The government’s consultation into extending the deadline of a car’s first MOT to four years will end on Sunday.
But the potential move from the three-year test for new vehicles has sparked concern from one of the UK’s leading car parts stockists.
Euro Car Parts believes overhauling the current MOT system could have serious safety repercussions for motorists and lead to more accidents.
Currently, more than 400,000 cars fail the initial three-year MOT due to technical issues, including brakes and suspension, making them unsafe to drive. The stockist, which has 200 plus branches across the UK, fears extending the MOT deadline could mean that faulty vehicles will spend an additional 12 months on UK roads without being checked.
Euro Car Parts chief executive officer Martin Gray said: “Having a car’s first MOT test at three years means that safety critical problems are identified and rectified earlier, ensuring the car poses less of a risk to its driver or other road users.”
In 2015, there were almost 100,000 fewer accidents recorded in the UK than 2005, a reduction that is attributed to improved vehicle safety.
While a vehicle can be checked at any time by a competent garage for safety faults, a 2011 report from transport research and solutions body TRL points to motorists’ tendency to wait until a car’s MOT test to check safety critical features.

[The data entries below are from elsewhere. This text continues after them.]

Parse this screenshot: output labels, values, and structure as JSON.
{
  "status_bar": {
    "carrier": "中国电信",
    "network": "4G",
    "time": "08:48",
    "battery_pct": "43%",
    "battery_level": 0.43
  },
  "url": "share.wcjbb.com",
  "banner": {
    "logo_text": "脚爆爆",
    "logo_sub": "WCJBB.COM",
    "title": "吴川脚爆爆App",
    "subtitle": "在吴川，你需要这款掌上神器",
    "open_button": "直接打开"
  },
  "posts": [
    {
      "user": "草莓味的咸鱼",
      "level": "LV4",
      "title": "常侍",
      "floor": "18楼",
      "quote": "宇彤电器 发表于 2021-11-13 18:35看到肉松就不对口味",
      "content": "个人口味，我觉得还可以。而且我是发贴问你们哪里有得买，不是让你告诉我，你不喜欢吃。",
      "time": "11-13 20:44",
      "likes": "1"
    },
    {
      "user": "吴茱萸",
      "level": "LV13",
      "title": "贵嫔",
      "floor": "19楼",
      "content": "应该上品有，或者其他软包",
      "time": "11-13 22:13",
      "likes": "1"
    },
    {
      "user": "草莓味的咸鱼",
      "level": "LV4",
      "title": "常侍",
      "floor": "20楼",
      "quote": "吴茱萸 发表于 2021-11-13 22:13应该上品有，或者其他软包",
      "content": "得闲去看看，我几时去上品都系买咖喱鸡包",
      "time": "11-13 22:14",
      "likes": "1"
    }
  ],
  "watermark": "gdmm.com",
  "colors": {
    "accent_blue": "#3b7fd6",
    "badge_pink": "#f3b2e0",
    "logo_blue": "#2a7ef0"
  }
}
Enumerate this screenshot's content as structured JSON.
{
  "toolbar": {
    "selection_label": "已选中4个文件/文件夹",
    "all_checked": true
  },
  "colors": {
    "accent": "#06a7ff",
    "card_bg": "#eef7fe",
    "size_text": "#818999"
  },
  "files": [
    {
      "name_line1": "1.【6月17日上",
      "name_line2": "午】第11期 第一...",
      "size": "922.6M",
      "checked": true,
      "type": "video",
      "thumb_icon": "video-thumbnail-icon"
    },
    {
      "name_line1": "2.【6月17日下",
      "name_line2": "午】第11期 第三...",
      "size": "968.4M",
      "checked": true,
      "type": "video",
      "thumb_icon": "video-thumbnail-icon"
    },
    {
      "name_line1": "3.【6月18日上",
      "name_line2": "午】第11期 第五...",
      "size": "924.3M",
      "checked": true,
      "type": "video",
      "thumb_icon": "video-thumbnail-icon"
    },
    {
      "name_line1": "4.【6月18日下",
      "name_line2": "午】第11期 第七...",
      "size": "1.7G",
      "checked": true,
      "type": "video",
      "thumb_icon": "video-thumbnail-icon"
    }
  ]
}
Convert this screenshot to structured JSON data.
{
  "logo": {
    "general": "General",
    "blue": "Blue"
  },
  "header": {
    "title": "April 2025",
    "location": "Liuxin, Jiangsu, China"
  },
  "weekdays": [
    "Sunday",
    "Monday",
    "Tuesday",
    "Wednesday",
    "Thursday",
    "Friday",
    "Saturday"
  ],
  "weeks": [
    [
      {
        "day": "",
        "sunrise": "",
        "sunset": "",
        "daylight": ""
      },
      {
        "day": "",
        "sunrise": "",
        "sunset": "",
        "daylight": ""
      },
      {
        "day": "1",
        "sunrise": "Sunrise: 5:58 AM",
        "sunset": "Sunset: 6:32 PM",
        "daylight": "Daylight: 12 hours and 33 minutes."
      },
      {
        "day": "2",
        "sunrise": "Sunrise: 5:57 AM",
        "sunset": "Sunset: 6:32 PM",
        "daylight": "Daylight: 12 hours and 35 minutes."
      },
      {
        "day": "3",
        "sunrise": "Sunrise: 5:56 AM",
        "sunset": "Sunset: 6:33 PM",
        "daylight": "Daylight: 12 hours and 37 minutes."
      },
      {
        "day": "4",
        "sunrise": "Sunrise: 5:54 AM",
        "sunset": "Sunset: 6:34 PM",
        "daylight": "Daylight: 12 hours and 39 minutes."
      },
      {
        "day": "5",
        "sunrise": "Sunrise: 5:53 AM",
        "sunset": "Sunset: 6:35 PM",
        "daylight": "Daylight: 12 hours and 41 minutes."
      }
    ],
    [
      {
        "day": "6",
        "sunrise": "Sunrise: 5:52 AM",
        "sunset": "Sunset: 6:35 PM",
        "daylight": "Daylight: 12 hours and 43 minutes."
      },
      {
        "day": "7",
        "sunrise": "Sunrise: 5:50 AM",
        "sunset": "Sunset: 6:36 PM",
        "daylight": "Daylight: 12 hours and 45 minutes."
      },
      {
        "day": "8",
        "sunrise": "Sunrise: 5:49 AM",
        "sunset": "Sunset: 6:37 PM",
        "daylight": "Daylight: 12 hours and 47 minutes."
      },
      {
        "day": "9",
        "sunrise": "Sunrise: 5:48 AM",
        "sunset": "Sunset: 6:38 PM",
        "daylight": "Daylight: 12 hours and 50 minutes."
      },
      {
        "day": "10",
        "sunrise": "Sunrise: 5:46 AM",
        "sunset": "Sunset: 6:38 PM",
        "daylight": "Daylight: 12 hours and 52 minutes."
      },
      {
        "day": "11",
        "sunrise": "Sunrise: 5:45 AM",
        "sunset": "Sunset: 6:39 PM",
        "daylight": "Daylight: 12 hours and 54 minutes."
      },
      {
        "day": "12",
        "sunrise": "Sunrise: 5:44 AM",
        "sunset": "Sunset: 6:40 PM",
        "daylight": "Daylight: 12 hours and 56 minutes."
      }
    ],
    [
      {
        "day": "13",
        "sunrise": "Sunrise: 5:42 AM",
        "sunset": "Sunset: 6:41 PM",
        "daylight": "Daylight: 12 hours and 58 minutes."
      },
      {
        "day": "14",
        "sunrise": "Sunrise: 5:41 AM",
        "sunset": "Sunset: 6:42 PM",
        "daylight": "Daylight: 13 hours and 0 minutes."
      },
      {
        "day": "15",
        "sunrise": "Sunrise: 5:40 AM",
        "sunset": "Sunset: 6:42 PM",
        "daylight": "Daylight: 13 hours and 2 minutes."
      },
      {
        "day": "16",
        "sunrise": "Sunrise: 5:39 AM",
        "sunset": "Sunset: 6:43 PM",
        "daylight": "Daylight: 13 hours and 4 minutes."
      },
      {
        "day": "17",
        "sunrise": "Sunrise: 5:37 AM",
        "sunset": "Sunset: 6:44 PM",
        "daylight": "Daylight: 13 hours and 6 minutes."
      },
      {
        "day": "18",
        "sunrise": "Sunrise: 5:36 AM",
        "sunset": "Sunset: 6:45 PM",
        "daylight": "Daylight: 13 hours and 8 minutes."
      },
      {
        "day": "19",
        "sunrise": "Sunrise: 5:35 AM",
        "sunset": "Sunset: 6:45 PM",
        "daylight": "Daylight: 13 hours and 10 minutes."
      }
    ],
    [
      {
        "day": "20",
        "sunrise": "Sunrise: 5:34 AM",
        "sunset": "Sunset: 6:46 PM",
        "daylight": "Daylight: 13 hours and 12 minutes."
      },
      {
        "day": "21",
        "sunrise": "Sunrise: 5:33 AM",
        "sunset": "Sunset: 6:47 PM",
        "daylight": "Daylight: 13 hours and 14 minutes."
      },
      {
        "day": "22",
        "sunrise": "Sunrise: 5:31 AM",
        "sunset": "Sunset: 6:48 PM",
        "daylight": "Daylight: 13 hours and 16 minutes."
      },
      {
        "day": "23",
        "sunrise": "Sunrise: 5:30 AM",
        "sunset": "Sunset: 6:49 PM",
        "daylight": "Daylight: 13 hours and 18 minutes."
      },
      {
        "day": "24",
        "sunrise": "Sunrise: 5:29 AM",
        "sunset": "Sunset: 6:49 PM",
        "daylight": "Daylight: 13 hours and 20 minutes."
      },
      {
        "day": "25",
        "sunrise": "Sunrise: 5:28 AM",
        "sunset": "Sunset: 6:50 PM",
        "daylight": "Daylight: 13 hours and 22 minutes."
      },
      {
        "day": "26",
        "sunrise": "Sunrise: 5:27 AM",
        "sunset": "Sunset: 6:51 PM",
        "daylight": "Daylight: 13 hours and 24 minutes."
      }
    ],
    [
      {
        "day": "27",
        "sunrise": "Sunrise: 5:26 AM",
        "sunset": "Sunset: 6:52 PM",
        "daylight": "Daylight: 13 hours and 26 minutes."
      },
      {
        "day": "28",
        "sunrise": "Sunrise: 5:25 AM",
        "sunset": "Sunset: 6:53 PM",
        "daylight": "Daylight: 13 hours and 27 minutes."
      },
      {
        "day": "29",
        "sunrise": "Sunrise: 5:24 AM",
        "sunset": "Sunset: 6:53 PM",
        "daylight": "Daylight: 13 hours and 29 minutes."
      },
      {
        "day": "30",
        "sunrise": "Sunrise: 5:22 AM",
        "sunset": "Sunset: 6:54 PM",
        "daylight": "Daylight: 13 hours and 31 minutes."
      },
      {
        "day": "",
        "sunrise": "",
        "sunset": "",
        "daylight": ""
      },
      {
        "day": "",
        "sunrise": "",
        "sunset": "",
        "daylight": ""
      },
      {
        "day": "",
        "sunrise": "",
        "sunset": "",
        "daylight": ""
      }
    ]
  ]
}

This indicates that, while motorists could check to make sure their vehicle is operating at a standard that would pass the test, most won’t until they are faced with failing the MOT.
Euro Car Parts believes the delayed checking of mechanical parts on a car will lead inevitably to an increased cost for the consumer, as the longer a part is left to wear, the more extensive a repair will be. So, while the cost of an MOT is delayed by a year, this £50 saving could mean a more expensive repair cost after an additional twelve months of wear and tear.
CHANGE COULD AFFECT ECONOMY
There are more than 29 million MOT tests carried out at 22,000 garages every year.
Stockist Euro Car Parts, which has raised concerns about extending the length of a vehicle’s first test from three years to four, believes the proposal represents a real threat to jobs - not just for the automotive service industry but for the broader UK economy.
The company has registered an official government petition to urge decision-makers to rethink the proposed changes. If you would like to sign the petition to keep the status quo then please visit: https://petition.parliament.uk/petitions/190843.